Records excerpted from a collection:
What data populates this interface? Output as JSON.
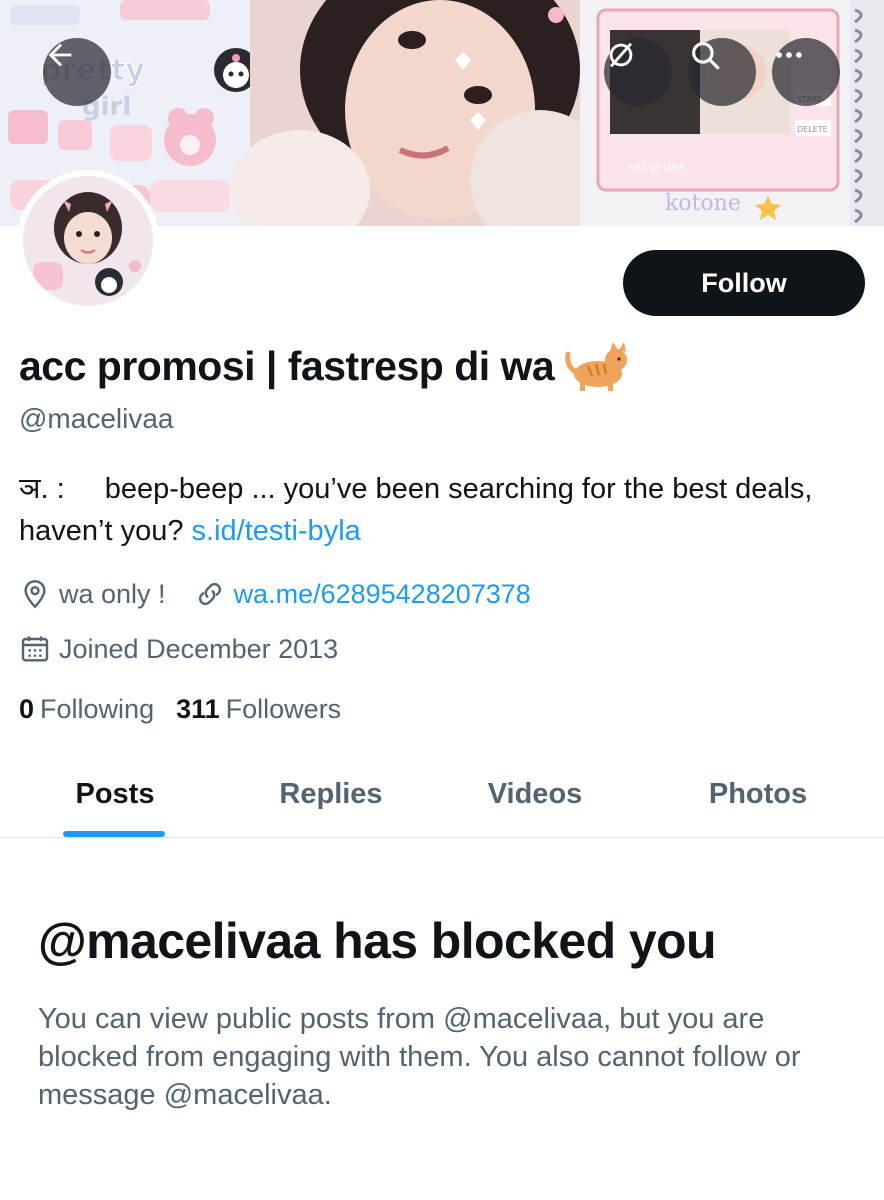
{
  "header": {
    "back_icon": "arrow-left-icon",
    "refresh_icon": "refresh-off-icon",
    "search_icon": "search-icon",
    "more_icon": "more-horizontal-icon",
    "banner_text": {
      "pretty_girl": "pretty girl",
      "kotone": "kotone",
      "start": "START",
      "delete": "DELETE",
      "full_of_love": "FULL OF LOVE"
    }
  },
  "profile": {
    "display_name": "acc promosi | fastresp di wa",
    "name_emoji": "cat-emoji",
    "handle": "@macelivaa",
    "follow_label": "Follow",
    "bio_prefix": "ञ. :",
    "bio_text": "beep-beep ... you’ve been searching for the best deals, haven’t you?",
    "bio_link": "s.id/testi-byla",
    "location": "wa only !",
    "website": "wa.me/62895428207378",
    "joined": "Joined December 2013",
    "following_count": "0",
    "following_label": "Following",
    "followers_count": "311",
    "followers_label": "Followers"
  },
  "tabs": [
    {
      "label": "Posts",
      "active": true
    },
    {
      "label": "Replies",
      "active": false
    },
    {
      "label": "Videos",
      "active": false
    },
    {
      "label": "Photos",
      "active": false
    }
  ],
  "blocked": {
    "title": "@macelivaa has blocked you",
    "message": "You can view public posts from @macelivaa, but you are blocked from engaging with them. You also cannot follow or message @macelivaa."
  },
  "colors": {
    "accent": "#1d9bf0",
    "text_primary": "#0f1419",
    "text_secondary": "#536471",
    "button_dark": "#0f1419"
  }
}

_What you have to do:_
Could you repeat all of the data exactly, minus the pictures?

_The answer:_
What data populates this interface? Output as JSON.
{
  "header": {
    "back_icon": "arrow-left-icon",
    "refresh_icon": "refresh-off-icon",
    "search_icon": "search-icon",
    "more_icon": "more-horizontal-icon",
    "banner_text": {
      "pretty_girl": "pretty girl",
      "kotone": "kotone",
      "start": "START",
      "delete": "DELETE",
      "full_of_love": "FULL OF LOVE"
    }
  },
  "profile": {
    "display_name": "acc promosi | fastresp di wa",
    "name_emoji": "cat-emoji",
    "handle": "@macelivaa",
    "follow_label": "Follow",
    "bio_prefix": "ञ. :",
    "bio_text": "beep-beep ... you’ve been searching for the best deals, haven’t you?",
    "bio_link": "s.id/testi-byla",
    "location": "wa only !",
    "website": "wa.me/62895428207378",
    "joined": "Joined December 2013",
    "following_count": "0",
    "following_label": "Following",
    "followers_count": "311",
    "followers_label": "Followers"
  },
  "tabs": [
    {
      "label": "Posts",
      "active": true
    },
    {
      "label": "Replies",
      "active": false
    },
    {
      "label": "Videos",
      "active": false
    },
    {
      "label": "Photos",
      "active": false
    }
  ],
  "blocked": {
    "title": "@macelivaa has blocked you",
    "message": "You can view public posts from @macelivaa, but you are blocked from engaging with them. You also cannot follow or message @macelivaa."
  },
  "colors": {
    "accent": "#1d9bf0",
    "text_primary": "#0f1419",
    "text_secondary": "#536471",
    "button_dark": "#0f1419"
  }
}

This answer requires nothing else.